This association was found primarily for the phenomenology study, which may in part reflect the treatment studies’ exclusion of inpatients, suicidal patients, and patients with a current substance use disorder; substance use disorders are associated with unemployment35
and suicide attempts.36
This study has several limitations. It did not include a control group, making it unclear how specific the findings are to BDD. All participants were assessed by the second author, without use of a consensus process to determine diagnoses. The inclusion of pharmacotherapy study participants may have introduced unknown biases that may have affected comorbidity; indeed, our finding that rates of bipolar disorder and substance related disorders were lower in the treatment sample, while expected, illustrates such a bias. Furthermore, recent findings indicate that depressed patients eligible for treatment trials represent only a subset of individuals with that disorder.37
Such findings encourage caution when generalizing results from treatment studies to clinical settings. In addition, subjects in the present study were obtained from a setting that specializes in BDD, and it is unclear how generalizable the results are to nonspecialty settings. Additional research is needed to identify possible differences between individuals in different settings.
Despite these limitations, our results, in the largest series of BDD patients to date, converge with previous findings in suggesting that axis I comorbidity is common in patients with BDD. Clinicians need to be mindful of the possible clinical impact of comorbid conditions—for example, their association with greater morbidity and the need to consider comorbidity in treatment planning.38,39

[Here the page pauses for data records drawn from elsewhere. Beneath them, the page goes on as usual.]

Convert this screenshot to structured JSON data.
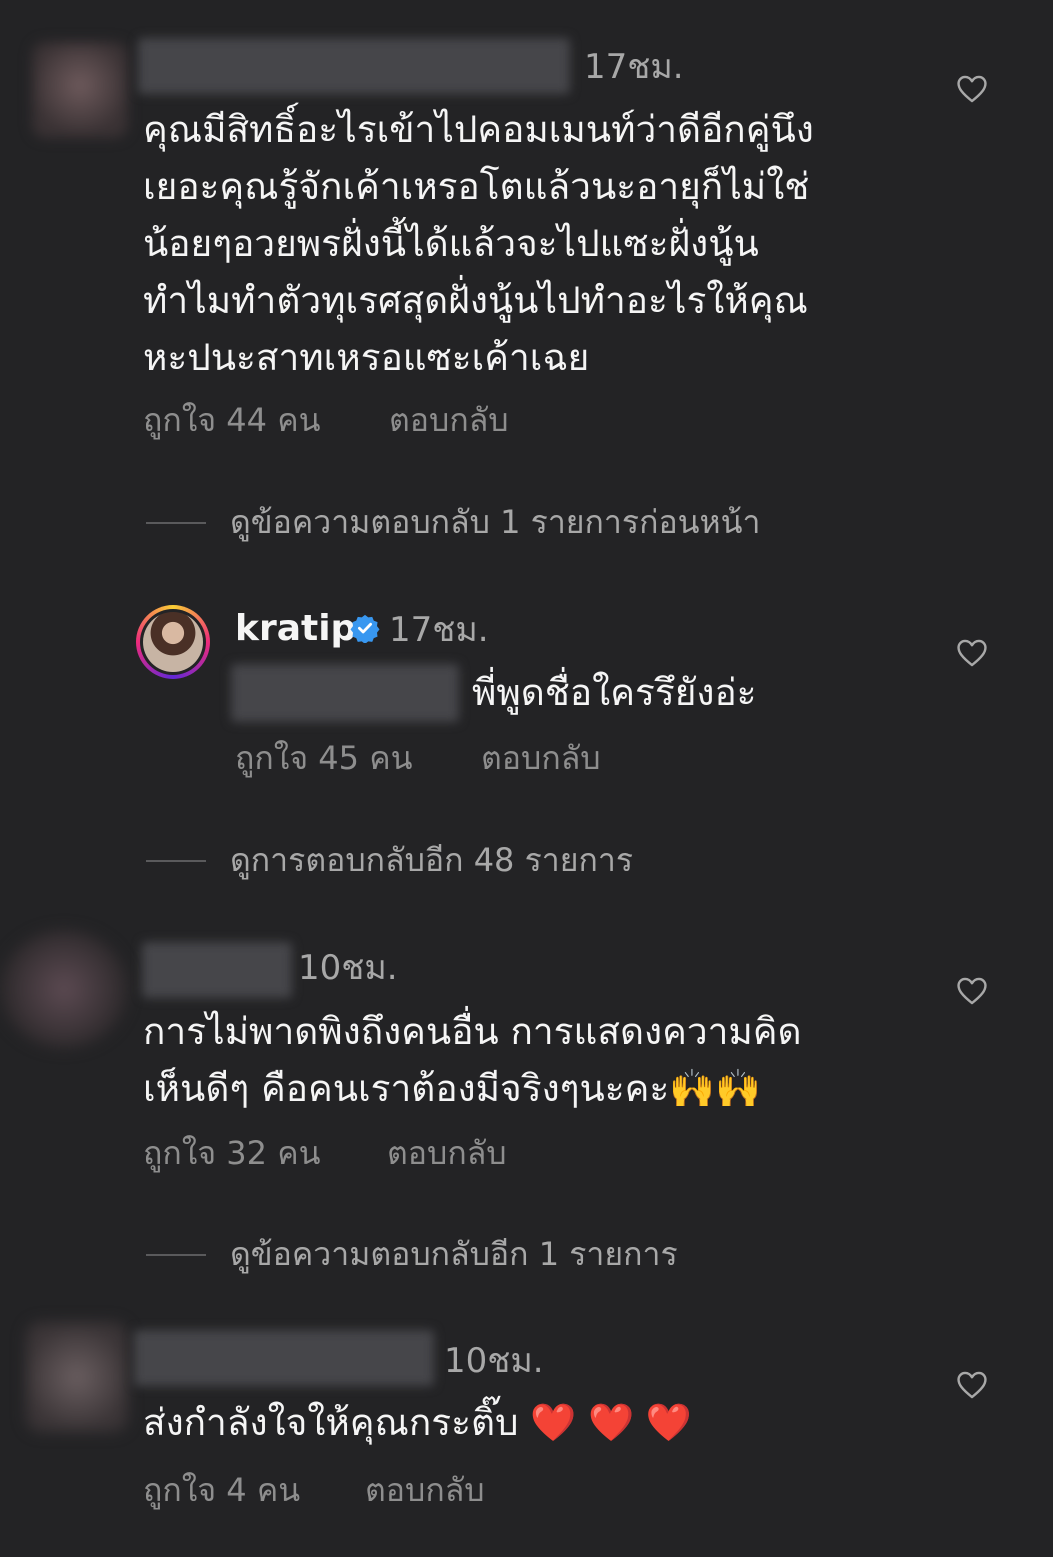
{
  "comments": [
    {
      "time": "17ชม.",
      "text": "คุณมีสิทธิ์อะไรเข้าไปคอมเมนท์ว่าดีอีกคู่นึง\nเยอะคุณรู้จักเค้าเหรอโตแล้วนะอายุก็ไม่ใช่\nน้อยๆอวยพรฝั่งนี้ได้แล้วจะไปแซะฝั่งนู้น\nทำไมทำตัวทุเรศสุดฝั่งนู้นไปทำอะไรให้คุณ\nหะปนะสาทเหรอแซะเค้าเฉย",
      "likes": "ถูกใจ 44 คน",
      "reply": "ตอบกลับ",
      "view_replies": "ดูข้อความตอบกลับ 1 รายการก่อนหน้า"
    },
    {
      "username": "kratip",
      "verified_icon": "verified-badge-icon",
      "time": "17ชม.",
      "text": "พี่พูดชื่อใครรึยังอ่ะ",
      "likes": "ถูกใจ 45 คน",
      "reply": "ตอบกลับ",
      "view_replies": "ดูการตอบกลับอีก 48 รายการ"
    },
    {
      "time": "10ชม.",
      "text": "การไม่พาดพิงถึงคนอื่น  การแสดงความคิด\nเห็นดีๆ คือคนเราต้องมีจริงๆนะคะ🙌🙌",
      "likes": "ถูกใจ 32 คน",
      "reply": "ตอบกลับ",
      "view_replies": "ดูข้อความตอบกลับอีก 1 รายการ"
    },
    {
      "time": "10ชม.",
      "text": "ส่งกำลังใจให้คุณกระติ๊บ ❤️ ❤️ ❤️",
      "likes": "ถูกใจ 4 คน",
      "reply": "ตอบกลับ"
    }
  ],
  "colors": {
    "background": "#232325",
    "text": "#f5f5f5",
    "muted": "#8e8e8e",
    "verified": "#3897f0"
  },
  "icons": {
    "like": "heart-outline-icon",
    "verified": "verified-badge-icon"
  }
}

Because little is known about comorbidity in BDD, including implications for course of illness, prognosis, and treatment response, additional research is needed in a variety of settings to increase understanding of this important aspect of illness.